Get projects and expert tips to improve your carpentry skills so you can complete DIY projects from framing to finishing.
How to Install a Chair Rail
Chair rail wood molding can transform the appearance of your living room, dining room or hallway, and installation goes quickly when you prefinish the wood.
Other Projects for DIYers from The Family Handyman:
Plumb Bobs and Levels: An Essential Guide
Whether you're hanging a picture or framing a house, plumb and level is essential. These tips show how to use plumb bobs and levels for a wide variety of building and decorating tasks.
How to Remove a Wall and Other Demolition Tips
Remodeling usually requires at least a little demolition. Sometimes you have to remove a wall before you can build one. Whether you're tearing down walls, removing a roof or getting rid of old plumbing fixtures, follow these tips and all your demolition jobs will be easier—and cleaner.
Woodworking Jig For Complex Shapes
Need to reproduce a complex shape for your carpentry project? With a tick stick you can easily make perfect templates for cutting irregular angles and curves.
How to Install a Load-Bearing Beam
Open up cramped rooms by replacing a wall with a load-bearing beam. Create an open kitchen/dining area, a larger living room or a huge master bedroom using basic framing techniques and standard materials.
Finish Carpentry Tips
Uneven walls, floors and corners are common problems in finish carpentry.
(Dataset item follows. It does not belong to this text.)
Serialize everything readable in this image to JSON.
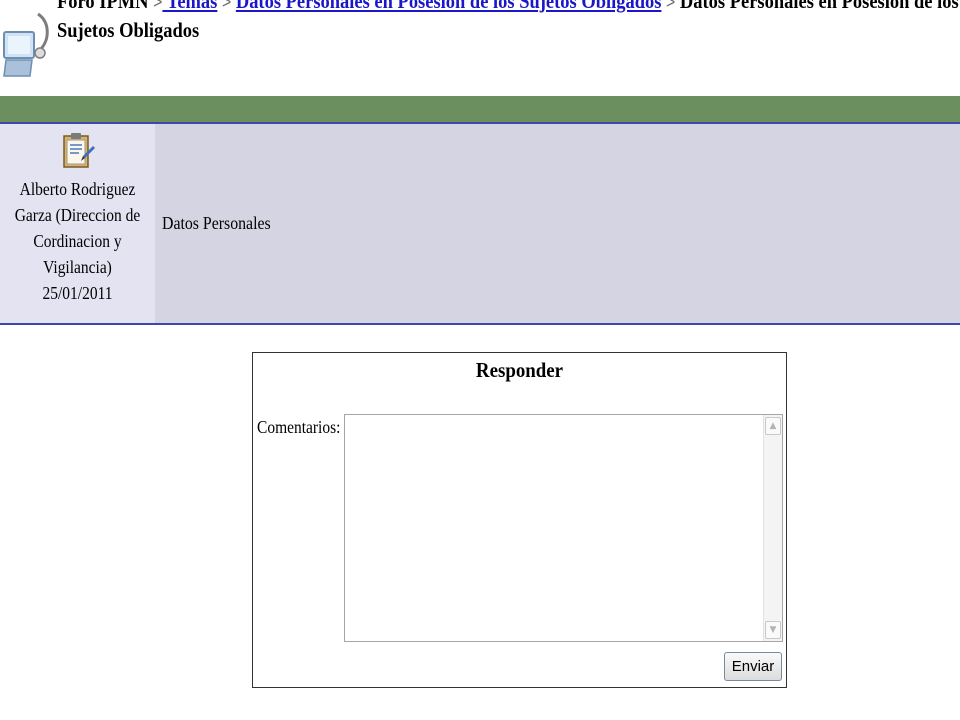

These tips from veteran carpenters will show you time-tested solutions.
Maximize Your Sawhorses
Sawhorses can do much more than just hold up a piece of plywood. Even experienced carpenters will learn new tricks with these time-tested pro tips.
How to Install Crown Molding: Three-Piece Design
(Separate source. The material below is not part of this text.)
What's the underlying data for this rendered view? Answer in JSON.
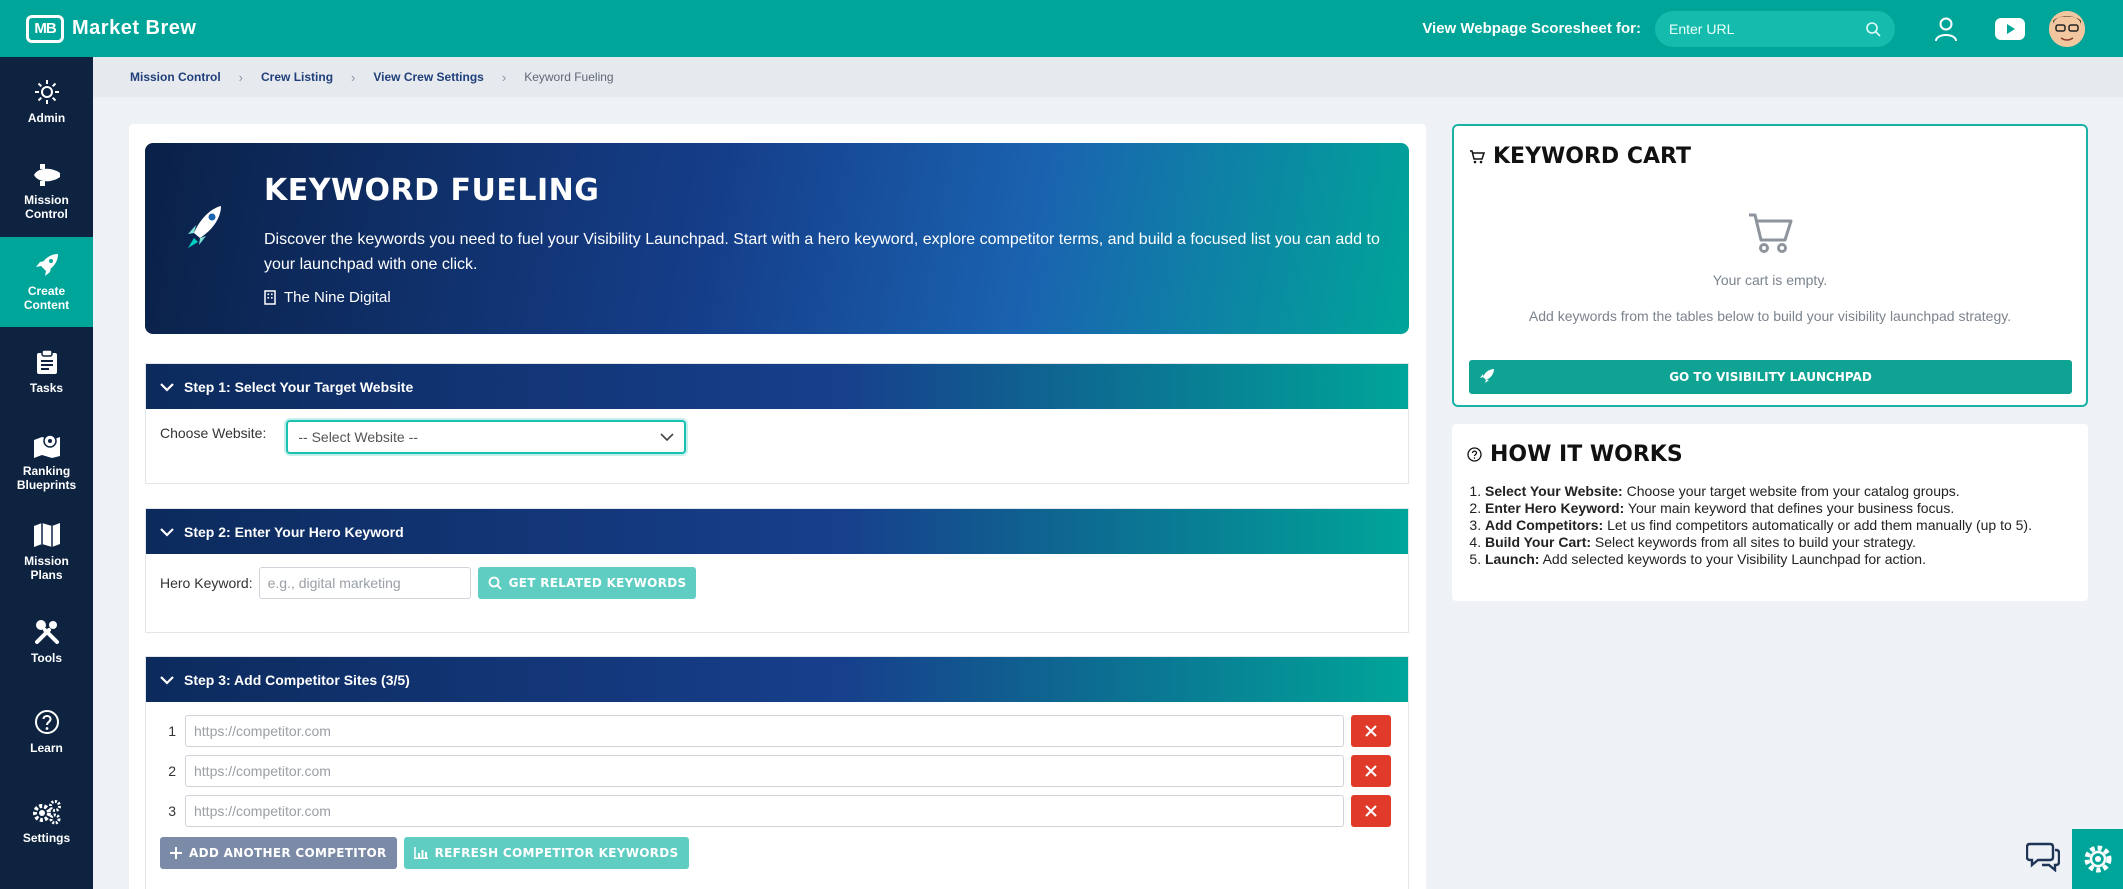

Crown molding can be intimidating, because walls often aren't flat and nailing is difficult. Don't worry. This three-piece system solves those problems. Here we'll show you how to install trim on the walls and ceiling first, then add the crown. The three combined look elegant and go up more easily than a single large piece. We'll also walk you through the tricky cuts at corners.
How to Cope Joints
The secret for a glove-tight fit for trim corners is a coped joint. With this technique you can even make complex crown moldings fit without leaving gaps. Because inside corners are rarely square, simply butting two mitered pieces into the corner almost always looks lousy. The only foolproof method for great-looking inside corners is cutting a coped joint. This age-old carpenter's trick involves cutting the profile on the end of one molding and fitting it against another like pieces of a puzzle. The resulting joint is easy to file and sand for a perfect fit, even on out-of-square corners. In this article we'll walk you through the key techniques, step by step, and you'll be cutting perfect copes in no time.